Johnnie Rebecca Daniels, the youngest of six children, was born in 1911. She grew up near Montgomery, Alabama, on a farm owned by her parents, John Daniels and Anna Richmond Daniels. Carr attended the Montgomery Industrial School for African-American girls, where she befriended classmate Rosa Louise McCauley, later known as Rosa Parks.
In 1927, when Carr was in the seventh grade, her school closed. Aware of her mother’s difficulties supporting the family since her father died, she decided to get married at the age of sixteen to Jack Jordan. After the marriage dissolved, Carr worked and went to school while her mother cared for her two children. After finishing junior high school, she took a course in practical nursing, a career choice that allowed her to make $12 more a week than she did working as a domestic.
Carr became active in numerous clubs and organizations, including the NAACP, where she worked closely with E. D. Nixon and childhood friend Rosa Parks. According to Carr, before the boycott people were depressed and bitter because they ‘‘didn’t have any opportunities to participate in things that we felt that as citizens we should’ve been given.… we finally realized that it’s not whether you have achieved in life, but whether you are a human being, that you should have an opportunity’’ (Carr, ‘‘Interview,’’ 527–528). During the boycott Carr was part of the carpool, served on committees, and spoke at mass meetings. She recalled, ‘‘those of us who had automobiles, felt that if other people who did not have cars would sacrifice and walk, we could certainly sacrifice our time and use our automobiles to help transport these people’’ (Carr, 1970). In 1957 she gave a speech at the Women’s Auxiliary of the Baptist State Convention of Illinois describing the bus boycott.
In 1964 Carr’s son, Arlam, was a test applicant to white Montgomery schools that led to a successful lawsuit ending segregation in Montgomery schools.
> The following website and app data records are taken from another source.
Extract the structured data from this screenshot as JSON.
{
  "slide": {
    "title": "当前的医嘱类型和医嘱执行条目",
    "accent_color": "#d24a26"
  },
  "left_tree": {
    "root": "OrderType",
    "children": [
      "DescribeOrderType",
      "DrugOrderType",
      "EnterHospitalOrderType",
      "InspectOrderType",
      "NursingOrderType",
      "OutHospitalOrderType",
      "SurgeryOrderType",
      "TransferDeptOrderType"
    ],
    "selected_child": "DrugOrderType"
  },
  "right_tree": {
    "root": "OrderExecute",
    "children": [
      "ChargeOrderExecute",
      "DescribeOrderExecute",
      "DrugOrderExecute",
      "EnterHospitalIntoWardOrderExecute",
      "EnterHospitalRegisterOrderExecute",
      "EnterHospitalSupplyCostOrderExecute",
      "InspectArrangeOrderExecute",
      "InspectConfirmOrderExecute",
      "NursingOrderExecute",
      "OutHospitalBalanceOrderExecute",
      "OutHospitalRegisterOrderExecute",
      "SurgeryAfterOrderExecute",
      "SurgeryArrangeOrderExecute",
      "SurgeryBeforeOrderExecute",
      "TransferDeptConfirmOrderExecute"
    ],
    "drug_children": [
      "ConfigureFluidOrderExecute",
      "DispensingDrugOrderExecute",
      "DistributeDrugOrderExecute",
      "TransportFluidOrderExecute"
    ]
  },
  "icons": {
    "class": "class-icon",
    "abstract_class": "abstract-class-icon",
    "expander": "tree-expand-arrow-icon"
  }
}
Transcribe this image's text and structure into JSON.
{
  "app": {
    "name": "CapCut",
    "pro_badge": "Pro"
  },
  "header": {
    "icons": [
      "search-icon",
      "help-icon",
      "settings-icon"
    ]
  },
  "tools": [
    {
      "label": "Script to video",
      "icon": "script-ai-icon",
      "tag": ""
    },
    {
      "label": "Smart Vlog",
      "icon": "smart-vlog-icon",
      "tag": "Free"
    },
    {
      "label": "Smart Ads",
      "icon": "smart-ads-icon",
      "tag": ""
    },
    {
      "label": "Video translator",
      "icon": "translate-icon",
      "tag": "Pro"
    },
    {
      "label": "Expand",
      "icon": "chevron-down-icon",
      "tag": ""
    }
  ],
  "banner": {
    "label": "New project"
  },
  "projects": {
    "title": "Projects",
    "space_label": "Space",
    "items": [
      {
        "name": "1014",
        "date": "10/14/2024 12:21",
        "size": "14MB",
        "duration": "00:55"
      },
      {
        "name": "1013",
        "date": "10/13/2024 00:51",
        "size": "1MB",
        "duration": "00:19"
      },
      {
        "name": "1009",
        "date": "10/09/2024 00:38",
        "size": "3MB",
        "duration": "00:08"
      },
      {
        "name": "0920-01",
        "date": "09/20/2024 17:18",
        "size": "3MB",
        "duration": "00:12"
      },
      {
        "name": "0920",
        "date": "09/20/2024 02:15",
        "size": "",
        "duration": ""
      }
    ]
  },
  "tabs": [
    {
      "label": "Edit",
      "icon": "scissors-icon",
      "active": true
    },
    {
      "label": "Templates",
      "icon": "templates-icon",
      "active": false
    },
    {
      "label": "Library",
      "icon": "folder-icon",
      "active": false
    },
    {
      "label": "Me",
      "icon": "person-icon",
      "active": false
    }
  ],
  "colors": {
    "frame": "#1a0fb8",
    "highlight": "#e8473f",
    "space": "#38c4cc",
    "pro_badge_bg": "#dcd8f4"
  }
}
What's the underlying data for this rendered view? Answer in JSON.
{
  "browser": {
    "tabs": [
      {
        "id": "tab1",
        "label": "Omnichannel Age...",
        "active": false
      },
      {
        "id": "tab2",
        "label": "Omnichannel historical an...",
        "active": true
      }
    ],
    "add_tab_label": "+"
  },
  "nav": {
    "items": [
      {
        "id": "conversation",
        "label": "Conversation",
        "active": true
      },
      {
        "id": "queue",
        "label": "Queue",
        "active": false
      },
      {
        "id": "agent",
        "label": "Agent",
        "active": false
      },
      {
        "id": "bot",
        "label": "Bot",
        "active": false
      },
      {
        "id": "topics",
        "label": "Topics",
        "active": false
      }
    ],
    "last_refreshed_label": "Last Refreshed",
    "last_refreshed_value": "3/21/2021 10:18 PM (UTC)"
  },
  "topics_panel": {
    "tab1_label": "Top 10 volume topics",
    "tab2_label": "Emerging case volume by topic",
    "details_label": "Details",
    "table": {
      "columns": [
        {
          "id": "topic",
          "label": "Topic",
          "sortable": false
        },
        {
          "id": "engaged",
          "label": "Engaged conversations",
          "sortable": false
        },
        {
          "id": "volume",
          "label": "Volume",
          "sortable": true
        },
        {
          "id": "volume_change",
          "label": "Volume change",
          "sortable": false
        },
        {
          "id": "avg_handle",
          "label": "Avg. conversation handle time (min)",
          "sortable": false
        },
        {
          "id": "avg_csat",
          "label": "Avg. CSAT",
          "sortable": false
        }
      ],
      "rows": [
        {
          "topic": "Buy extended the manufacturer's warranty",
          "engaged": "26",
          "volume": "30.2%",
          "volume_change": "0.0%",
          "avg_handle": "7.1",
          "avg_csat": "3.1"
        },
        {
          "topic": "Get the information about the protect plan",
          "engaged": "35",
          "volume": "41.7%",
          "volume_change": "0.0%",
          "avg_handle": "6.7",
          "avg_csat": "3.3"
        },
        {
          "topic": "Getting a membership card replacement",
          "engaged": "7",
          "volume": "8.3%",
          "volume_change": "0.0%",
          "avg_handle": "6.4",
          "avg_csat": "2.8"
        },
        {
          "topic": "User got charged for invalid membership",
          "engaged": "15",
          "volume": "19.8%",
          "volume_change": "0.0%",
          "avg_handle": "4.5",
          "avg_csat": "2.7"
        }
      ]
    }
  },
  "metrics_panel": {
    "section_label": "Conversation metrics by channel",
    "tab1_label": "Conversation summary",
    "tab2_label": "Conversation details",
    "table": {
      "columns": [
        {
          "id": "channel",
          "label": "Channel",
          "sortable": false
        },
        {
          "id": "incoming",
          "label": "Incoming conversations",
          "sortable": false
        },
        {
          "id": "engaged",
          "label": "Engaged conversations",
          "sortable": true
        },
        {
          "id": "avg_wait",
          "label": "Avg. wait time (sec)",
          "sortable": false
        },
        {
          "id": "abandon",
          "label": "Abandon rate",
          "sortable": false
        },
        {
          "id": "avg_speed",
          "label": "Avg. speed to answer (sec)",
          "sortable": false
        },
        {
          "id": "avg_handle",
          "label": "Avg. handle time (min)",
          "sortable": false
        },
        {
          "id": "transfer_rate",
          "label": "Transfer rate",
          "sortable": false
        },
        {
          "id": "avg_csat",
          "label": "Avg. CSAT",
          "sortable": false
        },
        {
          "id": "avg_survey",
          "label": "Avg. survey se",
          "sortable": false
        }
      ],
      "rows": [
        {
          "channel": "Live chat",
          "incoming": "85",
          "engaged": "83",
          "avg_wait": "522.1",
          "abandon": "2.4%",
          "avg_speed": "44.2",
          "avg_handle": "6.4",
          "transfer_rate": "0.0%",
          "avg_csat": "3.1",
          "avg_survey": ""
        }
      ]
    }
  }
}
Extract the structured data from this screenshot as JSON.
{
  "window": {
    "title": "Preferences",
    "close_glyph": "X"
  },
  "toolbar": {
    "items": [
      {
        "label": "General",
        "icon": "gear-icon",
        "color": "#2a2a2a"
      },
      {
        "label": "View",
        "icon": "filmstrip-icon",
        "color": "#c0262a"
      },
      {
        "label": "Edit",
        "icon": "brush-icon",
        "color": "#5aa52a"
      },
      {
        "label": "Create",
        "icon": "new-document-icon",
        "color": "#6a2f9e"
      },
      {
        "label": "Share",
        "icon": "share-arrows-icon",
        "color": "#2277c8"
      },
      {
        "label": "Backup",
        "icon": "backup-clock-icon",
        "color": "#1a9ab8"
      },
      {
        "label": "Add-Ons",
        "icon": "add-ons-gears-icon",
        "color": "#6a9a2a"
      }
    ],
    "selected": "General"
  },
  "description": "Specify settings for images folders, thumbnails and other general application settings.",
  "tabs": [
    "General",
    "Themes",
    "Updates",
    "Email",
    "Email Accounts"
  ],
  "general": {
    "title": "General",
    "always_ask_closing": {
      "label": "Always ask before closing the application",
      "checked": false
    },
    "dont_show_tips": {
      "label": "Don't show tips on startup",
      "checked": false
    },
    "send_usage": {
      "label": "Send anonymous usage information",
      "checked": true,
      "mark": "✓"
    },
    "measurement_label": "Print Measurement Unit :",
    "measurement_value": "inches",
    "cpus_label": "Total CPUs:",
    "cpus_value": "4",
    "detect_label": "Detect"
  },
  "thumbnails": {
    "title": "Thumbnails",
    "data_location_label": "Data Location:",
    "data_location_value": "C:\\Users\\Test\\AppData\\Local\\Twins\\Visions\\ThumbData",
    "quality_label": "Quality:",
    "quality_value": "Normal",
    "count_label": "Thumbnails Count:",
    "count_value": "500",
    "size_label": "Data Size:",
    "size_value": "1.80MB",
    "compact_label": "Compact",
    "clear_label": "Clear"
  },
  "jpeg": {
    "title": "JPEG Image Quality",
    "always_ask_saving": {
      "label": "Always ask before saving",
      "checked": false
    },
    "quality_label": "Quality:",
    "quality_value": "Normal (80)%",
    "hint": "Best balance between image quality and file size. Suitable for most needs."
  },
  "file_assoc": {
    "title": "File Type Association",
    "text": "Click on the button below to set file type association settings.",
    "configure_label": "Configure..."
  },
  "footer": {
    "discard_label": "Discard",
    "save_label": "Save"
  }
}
Since 1967 Carr has served as president of the Montgomery Improvement Association.